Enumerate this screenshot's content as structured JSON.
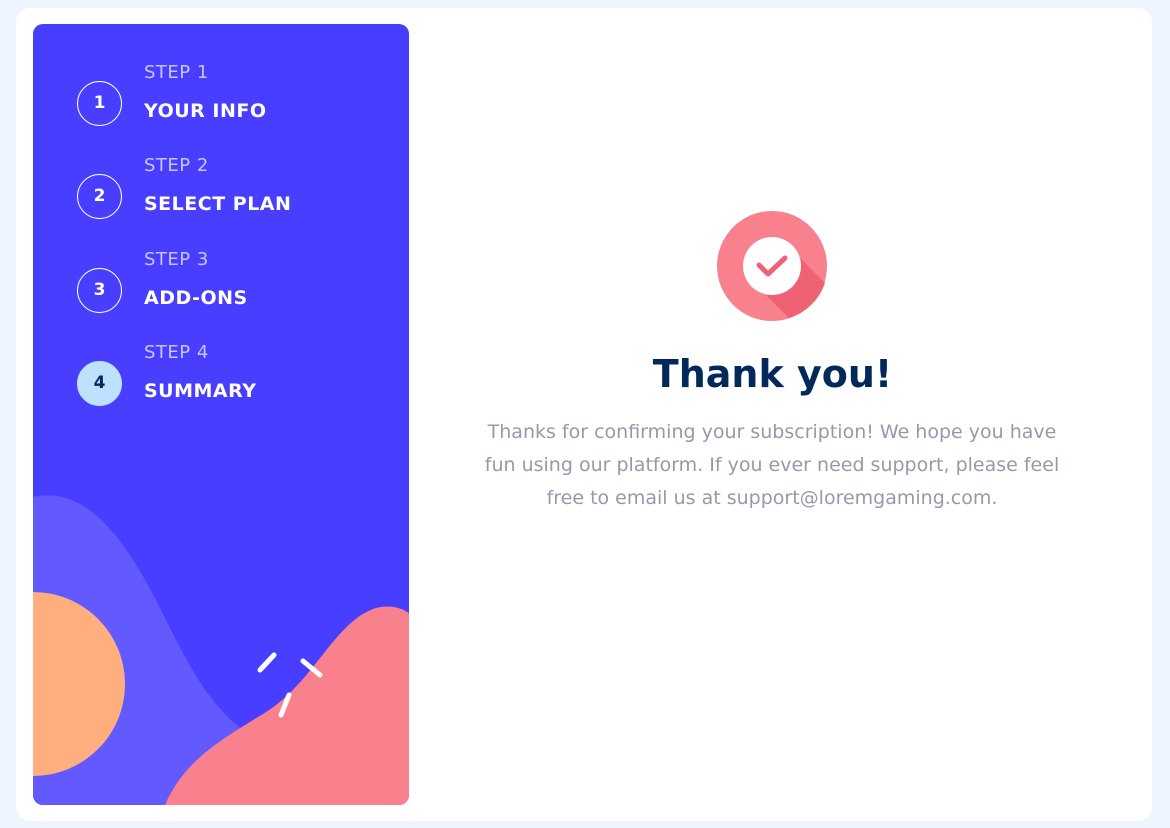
{
  "steps": [
    {
      "number": "1",
      "label": "STEP 1",
      "title": "YOUR INFO",
      "active": false
    },
    {
      "number": "2",
      "label": "STEP 2",
      "title": "SELECT PLAN",
      "active": false
    },
    {
      "number": "3",
      "label": "STEP 3",
      "title": "ADD-ONS",
      "active": false
    },
    {
      "number": "4",
      "label": "STEP 4",
      "title": "SUMMARY",
      "active": true
    }
  ],
  "confirmation": {
    "icon": "checkmark-icon",
    "title": "Thank you!",
    "message": "Thanks for confirming your subscription! We hope you have fun using our platform. If you ever need support, please feel free to email us at support@loremgaming.com."
  },
  "colors": {
    "sidebar_bg": "#483eff",
    "active_step_bg": "#bee2fd",
    "title_color": "#02295a",
    "text_color": "#9699ab",
    "icon_color": "#f9818e"
  }
}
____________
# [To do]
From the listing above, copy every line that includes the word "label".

# [Written reply]
      "label": "STEP 1",
      "label": "STEP 2",
      "label": "STEP 3",
      "label": "STEP 4",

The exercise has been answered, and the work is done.